In a way, the town of Erfurt offered us a snapshot of the current situation for all Christians. We were in the part of Germany, formerly the GDR (East Germany), where the Christian population is only 15% of the total. Lutherans and Roman Catholics are faced with sharing God`s Good News with people who have no knowledge of the Christian faith or scriptures. A church is literally a foreign land. Yet – the church bells ring out strong and clear across the town at many times in the day – a sign of their continuing presence and invitation.
In this town Lutherans and Catholics, whatever the history that lies between them, are friends in witness to the Gospel. They work together and live in harmony. In this town ARCIC continued its work to finalize a document on ecclesiology that will ground further work on discernment of right ethical teaching. Using the method of receptive ecumenism in which we seek to learn from the other, we were surrounded with the signs of the Reformation, ongoing friendship in Christian witness and the perseverance necessary in a world that has lost the story of Christian faith.
That is the reason that Lutherans, Anglicans and Roman Catholics continue in dialogue together through LARC here in our own diocese. We need each other as friends in the Gospel and as partners from whom we can learn. As Lutherans commemorate the 500th Anniversary of the Reformation we are aware that all Christians have been affected by it. We commemorate together what has been learned and changed and grown in the past 500 years.
LARC invites all to share in special events to Commemorate the 500th Anniversary of the Reformation on THURSDAY, MAY 25, 2017.
CLERGY are invited to a day with Dr. Catherine Clifford, ecumenist and theologian from St. Paul`s University – 9:30 .m. – 4 p.m. at Basilica of Our Lady Immaculate, Guelph. Cost: $25.00

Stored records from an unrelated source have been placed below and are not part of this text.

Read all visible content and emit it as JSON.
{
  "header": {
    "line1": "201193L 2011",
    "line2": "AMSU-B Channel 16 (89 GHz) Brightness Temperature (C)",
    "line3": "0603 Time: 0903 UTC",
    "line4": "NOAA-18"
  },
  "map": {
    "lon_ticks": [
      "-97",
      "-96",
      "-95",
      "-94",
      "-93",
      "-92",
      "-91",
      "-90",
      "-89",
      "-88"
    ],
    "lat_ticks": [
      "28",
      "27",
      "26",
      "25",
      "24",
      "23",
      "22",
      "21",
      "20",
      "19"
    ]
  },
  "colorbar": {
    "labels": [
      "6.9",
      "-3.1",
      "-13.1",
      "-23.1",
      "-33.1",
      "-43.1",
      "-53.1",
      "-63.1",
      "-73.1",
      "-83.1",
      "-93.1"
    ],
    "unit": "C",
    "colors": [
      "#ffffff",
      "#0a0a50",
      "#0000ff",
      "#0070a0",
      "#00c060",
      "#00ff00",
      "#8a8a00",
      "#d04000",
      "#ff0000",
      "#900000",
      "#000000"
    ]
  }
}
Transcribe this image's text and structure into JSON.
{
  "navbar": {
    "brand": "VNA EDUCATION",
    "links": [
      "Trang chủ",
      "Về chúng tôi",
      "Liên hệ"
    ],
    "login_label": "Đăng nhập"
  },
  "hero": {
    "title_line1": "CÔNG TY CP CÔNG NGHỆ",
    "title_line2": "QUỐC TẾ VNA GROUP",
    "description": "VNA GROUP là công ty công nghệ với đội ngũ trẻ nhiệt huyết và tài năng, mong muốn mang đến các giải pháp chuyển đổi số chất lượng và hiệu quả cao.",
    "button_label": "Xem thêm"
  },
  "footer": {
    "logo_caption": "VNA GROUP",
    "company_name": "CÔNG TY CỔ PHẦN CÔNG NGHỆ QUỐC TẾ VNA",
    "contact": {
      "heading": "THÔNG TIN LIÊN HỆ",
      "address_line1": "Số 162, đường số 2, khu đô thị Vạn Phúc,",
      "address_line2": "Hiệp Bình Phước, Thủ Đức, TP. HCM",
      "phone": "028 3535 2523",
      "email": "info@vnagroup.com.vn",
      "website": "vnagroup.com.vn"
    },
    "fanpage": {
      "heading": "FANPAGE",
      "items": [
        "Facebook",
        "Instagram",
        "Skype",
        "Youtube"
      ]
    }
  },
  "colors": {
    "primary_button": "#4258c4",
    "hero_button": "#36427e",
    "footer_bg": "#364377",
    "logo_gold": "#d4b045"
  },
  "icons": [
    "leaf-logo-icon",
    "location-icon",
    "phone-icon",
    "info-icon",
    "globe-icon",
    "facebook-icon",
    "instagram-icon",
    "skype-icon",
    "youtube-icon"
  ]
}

ALL are invited to a public Ecumenical Service at 7:00 p.m.!!
Pray for our ongoing journey towards Christian unity!
(Photos: Bishop Linda Nicholls)